It's 9 a.m. when we drive a Yamaha Rhino 660 onto the flourlike sand of Coral Pink Sand Dune State Park and out of sight of our Ford F-350 Super Duty Crew Cab 4x4. On the back of the truck is a Lance camper, which serves as our home on wheels during this adventure.
Coral Pink is a seven-mile-long, half-mile-wide sliver of southwestern Utah real estate. It's at the base of the famous Utah Steps, a geological formation of Navajo sandstone that leads into Zion National Park to the northwest and Grand Staircase-Escalante National Monument to the northeast.
The dune complex is actually a valley in a deep notch between the Moquith Mountains to the east and the Moccasin Mountains to the north. Its location serves as a natural collection area for the fine sands blown off the surrounding mountains' steep red cliffs and outcroppings.
The lower 1200 acres are under the protection of the Utah State Parks Department; the larger, upper portion of the dunes and the surrounding land are under BLM control.
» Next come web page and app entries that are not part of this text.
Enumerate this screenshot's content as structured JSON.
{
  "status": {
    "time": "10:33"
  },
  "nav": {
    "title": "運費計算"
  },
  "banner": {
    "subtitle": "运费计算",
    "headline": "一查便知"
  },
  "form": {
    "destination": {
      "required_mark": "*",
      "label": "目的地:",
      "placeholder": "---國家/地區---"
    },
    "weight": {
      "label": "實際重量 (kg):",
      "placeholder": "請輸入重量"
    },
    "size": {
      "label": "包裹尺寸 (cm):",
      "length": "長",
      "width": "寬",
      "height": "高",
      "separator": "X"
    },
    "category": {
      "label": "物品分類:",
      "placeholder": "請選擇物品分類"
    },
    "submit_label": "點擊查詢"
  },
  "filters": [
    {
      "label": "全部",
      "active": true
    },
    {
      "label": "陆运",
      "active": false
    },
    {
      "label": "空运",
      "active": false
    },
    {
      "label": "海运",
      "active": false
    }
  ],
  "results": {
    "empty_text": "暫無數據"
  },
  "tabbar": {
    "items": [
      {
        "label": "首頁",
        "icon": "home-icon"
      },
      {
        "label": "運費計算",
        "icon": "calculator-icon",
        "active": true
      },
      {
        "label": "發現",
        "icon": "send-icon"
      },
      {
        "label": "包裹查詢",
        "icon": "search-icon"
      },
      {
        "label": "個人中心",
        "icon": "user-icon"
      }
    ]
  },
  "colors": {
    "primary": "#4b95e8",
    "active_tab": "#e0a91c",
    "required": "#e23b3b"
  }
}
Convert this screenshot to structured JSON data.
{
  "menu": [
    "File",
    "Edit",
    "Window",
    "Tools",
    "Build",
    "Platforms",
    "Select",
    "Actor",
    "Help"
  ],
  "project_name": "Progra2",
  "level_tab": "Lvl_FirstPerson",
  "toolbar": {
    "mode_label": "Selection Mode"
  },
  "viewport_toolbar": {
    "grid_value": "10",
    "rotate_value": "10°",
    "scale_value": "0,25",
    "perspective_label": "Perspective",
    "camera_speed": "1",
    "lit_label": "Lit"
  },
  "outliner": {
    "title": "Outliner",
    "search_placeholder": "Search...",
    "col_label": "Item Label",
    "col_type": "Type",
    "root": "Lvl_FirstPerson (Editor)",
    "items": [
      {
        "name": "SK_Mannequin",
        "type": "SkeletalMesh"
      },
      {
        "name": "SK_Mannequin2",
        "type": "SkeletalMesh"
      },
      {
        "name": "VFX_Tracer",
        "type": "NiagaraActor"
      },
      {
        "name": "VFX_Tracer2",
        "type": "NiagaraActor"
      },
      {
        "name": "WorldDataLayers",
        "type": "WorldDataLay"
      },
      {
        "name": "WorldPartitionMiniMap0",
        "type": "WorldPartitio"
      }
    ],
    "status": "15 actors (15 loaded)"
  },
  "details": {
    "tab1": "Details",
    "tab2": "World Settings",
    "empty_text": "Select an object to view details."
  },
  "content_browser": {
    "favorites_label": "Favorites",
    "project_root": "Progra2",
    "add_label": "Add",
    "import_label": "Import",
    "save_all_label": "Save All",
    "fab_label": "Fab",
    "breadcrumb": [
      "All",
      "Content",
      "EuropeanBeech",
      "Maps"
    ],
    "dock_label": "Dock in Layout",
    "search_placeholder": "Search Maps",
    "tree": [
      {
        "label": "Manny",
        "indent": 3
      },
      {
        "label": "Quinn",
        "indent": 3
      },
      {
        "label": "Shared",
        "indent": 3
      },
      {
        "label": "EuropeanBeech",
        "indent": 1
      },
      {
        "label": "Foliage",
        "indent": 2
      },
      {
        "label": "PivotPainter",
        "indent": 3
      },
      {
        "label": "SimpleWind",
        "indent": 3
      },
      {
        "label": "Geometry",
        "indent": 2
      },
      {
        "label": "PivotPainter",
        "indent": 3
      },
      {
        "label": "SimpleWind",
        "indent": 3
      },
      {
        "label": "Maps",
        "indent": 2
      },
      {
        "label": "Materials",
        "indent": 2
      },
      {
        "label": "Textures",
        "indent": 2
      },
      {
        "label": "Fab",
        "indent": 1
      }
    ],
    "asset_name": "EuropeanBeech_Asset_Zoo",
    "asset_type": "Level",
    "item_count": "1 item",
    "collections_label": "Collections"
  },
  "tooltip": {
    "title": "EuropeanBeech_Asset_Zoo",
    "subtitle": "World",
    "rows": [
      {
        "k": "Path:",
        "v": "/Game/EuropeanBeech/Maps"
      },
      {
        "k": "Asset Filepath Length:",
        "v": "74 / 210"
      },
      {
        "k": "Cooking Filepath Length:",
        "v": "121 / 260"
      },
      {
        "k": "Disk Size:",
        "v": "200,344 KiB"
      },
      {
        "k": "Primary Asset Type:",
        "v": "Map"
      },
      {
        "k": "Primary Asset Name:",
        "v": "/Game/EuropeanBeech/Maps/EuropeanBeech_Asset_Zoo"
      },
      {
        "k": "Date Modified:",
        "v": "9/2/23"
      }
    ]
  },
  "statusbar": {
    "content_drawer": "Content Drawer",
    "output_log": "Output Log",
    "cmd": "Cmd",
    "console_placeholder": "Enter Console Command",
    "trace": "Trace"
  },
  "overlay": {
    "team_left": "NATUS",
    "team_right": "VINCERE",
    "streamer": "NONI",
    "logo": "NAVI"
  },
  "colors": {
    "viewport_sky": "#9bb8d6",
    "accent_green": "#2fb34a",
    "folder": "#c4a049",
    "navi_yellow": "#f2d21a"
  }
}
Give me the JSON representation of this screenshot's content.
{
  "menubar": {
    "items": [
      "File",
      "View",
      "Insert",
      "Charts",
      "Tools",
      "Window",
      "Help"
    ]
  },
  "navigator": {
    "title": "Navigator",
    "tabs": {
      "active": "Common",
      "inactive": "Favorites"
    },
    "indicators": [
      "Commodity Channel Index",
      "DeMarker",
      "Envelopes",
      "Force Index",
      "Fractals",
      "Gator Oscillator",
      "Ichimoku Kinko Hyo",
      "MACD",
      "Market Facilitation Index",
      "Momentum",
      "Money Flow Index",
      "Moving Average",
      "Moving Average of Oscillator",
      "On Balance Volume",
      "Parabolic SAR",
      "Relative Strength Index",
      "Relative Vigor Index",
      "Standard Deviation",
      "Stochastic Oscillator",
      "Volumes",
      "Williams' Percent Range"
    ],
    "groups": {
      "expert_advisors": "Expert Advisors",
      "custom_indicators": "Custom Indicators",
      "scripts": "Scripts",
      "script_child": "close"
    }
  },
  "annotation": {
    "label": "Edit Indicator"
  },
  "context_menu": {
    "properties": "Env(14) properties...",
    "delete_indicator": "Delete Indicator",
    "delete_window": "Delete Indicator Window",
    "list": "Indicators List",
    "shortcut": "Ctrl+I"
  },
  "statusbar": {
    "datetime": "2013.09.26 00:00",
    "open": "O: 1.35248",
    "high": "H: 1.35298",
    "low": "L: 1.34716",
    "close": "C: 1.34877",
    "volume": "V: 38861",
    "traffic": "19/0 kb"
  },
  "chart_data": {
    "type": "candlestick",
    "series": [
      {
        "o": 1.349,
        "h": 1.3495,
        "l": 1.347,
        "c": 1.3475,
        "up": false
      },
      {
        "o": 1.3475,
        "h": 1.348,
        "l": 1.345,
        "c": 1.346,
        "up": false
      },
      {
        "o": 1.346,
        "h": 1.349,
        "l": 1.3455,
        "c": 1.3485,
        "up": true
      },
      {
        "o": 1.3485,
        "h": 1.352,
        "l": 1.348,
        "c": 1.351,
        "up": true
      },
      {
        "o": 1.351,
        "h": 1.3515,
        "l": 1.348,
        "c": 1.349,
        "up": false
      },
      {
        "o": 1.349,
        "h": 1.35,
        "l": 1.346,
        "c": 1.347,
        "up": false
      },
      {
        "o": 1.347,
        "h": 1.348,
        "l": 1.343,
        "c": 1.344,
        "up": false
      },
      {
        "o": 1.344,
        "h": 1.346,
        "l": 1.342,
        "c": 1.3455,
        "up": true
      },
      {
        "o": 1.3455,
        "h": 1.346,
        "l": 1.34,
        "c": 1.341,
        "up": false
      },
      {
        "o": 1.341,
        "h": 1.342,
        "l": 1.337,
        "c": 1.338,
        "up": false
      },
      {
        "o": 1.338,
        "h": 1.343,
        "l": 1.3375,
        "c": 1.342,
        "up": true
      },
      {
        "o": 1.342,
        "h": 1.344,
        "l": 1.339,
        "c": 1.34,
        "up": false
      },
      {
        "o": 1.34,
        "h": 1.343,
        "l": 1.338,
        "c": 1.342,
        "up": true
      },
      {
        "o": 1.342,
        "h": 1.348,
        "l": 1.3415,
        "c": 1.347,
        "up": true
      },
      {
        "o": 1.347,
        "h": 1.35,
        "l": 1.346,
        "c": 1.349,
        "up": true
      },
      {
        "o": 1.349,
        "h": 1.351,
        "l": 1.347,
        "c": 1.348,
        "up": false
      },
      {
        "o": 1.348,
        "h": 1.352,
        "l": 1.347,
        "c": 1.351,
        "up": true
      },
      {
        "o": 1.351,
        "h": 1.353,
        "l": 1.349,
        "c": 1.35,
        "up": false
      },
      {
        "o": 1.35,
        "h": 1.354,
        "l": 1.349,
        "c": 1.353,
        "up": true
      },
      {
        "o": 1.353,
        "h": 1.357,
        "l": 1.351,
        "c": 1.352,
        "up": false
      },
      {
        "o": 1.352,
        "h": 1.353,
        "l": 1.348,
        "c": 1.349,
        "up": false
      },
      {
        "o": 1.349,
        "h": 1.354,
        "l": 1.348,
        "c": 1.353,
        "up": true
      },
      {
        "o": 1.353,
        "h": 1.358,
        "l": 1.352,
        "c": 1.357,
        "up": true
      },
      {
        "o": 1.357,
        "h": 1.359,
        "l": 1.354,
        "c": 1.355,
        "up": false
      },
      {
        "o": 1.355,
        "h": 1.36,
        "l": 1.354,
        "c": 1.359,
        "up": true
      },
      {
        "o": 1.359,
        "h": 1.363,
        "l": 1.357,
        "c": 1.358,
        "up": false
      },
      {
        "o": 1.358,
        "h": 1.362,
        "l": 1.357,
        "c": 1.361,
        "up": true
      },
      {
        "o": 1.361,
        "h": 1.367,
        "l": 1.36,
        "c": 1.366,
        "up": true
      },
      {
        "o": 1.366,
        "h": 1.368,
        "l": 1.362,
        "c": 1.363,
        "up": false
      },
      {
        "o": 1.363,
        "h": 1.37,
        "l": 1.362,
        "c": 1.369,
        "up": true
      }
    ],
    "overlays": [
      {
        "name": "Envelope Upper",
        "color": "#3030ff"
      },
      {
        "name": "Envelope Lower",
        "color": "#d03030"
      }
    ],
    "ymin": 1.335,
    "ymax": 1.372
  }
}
The park itself is a year 'round recreational area, perfect for those who enjoy playing with their motorized toys in a giant sandbox. Well, maybe not year 'round. "Spring, early summer, and fall are really the most ideal times to ride in the Pink," says Michael Frank, the park's head ranger. "During the heat of summer, temperatures can easily top 100 degrees. That kind of heat, combined with our altitude (6000-foot elevation) can make it uncomfortable for those who aren't used to such conditions."